Building an Online Community: Vista Training StrategiesPresentation Transcript
Building an Online Community: Vista Training Strategies Computing and Information Technology Services Magali Carrera , Chancellor Professor of Art History/Instructional Development Team Leader Damon Gatenby, Instructional Development Technical Support Specialist Jeannette E. Riley, Associate Professor of English & Women's Studies/Faculty Trainer Tracey Russo, Instructional Development Designer
COURSE BACKGROUND & PHILOSOPHY In 2002, the UMass Dartmouth Instructional Development developed a four week, asynchronous course, " Online Teaching and Learning Strategies ," for faculty. Gradually, the training course has evolved into a two week training session based upon faculty feedback received through the training course evaluation. This course has several unique qualities: faculty are required to be online learners before they become online teachers; faculty must complete the training course successfully before they access WebCT Vista sites; the course is team taught by faculty and instructional development staff; and the course grounds itself in the scholarship of teaching and learning.
The course has five central goals:
Reflect on the most important learning objectives you have for your students and how you might assess student progress toward these objectives;
Reflect upon the goals of your assignments, as well as which online tools will most effectively create your assignment online;
Design an online assignment that facilitates your learning objectives and that actively uses online tools;
Learn how to build your course website and administrate the online tools; and,
Develop a list of materials you need to gather and prepare for your online course.
COURSE BACKGROUND & PHILOSOPHY
Building Reflective Practices: Drawing upon the SoTL work of Randy Bass, Eileen Bender, David Gray, Pat Hutchings, and Lee Shulman, among others, faculty are asked to consider critical questions that guide reflective practices:
Who are our learners?
How do we build an online community of learners?
How do we foster an interactive environment?
How are the learners changing as the class progresses?
Are learners able to reflect upon their learning process and
How their learning skills are transforming?
How can technology expand and facilitate the learning experience?
Then, the discussion activity asks: What central ideas did you take away from the readings? How do you think these readings might inform your future teaching practices?
Faculty responses are grounded in their disciplinary perspectives; as a result, faculty share ideas about teaching across disciplines. The outcome is a conversation where faculty share teaching practices and learn from other disciplinary approaches to assignments, thus creating an online community of practice.
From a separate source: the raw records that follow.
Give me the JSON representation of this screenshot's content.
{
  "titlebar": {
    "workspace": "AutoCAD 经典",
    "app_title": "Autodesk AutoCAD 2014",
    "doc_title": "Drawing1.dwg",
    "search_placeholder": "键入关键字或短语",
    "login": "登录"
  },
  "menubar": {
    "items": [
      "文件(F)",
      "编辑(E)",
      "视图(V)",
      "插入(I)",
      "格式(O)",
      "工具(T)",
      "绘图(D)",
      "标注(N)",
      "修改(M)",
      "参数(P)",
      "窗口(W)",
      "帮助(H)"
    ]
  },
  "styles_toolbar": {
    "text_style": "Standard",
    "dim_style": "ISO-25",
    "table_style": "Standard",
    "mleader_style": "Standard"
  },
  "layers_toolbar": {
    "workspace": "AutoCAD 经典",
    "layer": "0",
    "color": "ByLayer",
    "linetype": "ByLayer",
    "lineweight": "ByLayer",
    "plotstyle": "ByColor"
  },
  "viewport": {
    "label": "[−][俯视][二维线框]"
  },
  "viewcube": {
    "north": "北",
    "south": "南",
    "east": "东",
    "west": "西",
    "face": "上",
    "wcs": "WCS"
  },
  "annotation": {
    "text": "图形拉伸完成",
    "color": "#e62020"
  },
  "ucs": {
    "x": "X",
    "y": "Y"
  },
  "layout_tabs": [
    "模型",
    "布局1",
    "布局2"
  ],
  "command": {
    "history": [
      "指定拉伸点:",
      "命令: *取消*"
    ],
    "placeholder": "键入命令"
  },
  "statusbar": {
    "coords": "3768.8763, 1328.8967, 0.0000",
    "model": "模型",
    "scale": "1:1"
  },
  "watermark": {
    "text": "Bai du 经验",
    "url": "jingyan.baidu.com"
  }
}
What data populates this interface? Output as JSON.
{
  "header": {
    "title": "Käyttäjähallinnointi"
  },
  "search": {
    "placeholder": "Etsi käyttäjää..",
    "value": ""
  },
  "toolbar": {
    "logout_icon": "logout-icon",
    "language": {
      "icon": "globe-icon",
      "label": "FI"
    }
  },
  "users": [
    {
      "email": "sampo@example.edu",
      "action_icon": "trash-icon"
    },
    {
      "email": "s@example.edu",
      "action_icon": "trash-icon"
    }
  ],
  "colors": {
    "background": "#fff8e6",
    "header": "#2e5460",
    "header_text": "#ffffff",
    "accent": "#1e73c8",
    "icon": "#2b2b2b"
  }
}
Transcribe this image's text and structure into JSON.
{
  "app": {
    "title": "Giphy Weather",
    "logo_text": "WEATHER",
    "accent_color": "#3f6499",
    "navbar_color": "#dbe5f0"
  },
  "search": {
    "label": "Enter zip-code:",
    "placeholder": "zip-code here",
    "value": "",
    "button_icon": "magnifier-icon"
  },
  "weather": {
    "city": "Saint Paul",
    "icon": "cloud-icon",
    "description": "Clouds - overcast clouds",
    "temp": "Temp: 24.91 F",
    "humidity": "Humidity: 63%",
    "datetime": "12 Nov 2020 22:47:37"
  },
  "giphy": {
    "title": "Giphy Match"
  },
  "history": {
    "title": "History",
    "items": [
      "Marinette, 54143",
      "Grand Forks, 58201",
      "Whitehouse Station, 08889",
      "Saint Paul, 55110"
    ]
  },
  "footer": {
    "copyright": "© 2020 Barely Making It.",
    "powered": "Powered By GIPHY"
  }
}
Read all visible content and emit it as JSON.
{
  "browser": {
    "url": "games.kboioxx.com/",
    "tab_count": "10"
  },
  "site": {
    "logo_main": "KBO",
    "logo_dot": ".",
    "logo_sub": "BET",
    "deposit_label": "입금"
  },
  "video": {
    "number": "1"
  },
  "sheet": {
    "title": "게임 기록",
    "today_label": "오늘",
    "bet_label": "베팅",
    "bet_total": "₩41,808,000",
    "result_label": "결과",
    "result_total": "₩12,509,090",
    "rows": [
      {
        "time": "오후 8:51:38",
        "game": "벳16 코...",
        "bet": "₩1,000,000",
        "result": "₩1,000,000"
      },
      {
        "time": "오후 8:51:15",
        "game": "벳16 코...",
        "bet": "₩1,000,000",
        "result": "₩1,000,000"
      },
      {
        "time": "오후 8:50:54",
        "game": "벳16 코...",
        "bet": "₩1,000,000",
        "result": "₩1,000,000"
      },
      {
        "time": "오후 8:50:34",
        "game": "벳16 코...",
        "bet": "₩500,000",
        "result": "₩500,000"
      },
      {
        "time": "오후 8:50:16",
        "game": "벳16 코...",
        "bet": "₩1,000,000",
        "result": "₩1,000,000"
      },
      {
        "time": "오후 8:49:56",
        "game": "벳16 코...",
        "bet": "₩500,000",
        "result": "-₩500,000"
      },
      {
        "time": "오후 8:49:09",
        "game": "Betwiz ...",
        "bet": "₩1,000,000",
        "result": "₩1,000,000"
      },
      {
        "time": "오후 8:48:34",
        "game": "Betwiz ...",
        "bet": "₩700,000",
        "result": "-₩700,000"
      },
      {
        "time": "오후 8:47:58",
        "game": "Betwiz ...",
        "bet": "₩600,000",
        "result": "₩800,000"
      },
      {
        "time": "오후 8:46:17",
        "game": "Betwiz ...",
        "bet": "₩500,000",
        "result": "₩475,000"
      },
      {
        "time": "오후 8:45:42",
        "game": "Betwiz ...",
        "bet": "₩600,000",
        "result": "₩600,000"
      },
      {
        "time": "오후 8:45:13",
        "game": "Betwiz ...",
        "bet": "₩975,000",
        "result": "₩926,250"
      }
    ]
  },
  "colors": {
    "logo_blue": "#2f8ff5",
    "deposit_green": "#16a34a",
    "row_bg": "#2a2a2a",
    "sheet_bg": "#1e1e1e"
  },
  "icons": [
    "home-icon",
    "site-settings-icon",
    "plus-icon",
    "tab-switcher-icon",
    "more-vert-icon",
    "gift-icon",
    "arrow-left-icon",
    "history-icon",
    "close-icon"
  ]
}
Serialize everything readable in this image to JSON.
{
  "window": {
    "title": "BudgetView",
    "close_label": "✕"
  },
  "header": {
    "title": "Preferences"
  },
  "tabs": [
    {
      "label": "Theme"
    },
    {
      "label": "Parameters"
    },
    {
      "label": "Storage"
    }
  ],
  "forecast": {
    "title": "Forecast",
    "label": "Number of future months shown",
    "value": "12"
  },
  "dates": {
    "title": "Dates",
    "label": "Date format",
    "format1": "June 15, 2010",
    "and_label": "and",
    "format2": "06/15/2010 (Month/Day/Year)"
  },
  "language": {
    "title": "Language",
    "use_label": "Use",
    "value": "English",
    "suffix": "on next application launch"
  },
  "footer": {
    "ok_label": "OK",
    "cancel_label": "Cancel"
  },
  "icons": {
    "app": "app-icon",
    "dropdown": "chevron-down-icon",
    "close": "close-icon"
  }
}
These conversations continue once the class has ended, which contributes to the campus focus on teaching and learning.
Creating the Course Site: This section of the course focuses on three main areas of online learning: 1) creating course content (i.e. transforming face to face lectures to the online format); 2) creating student to student interactions to enhance the learning experience; 3) course site design and development (using Vista as an instructor/designer).
Best practices: This section of the course discusses: blended and online course start-up tips; effective use of communication tools; the value of narratives and case studies in online learning; effective team management practices. Closing the loop: The course concludes by discussing learning objectives and ways to critically reflect upon course site designs and assignments to determine what works in online sites and what might need revision for future class delivery.
Each course concludes with a qualitative survey. Participant feedback indicates:
Faculty value the cross disciplinary exchange of resources and ideas.
Faculty benefit from the experience of being an online learner (challenge of time constraints, navigating the course structure, technical issues, group members not participating)
The majority of faculty leave with a more flexible attitude towards teaching and are more fully engaged in reflective practices.
Finally, UMass Dartmouth Instructional Development team has seen an increase in workshop participation and interest in new and emerging technologies.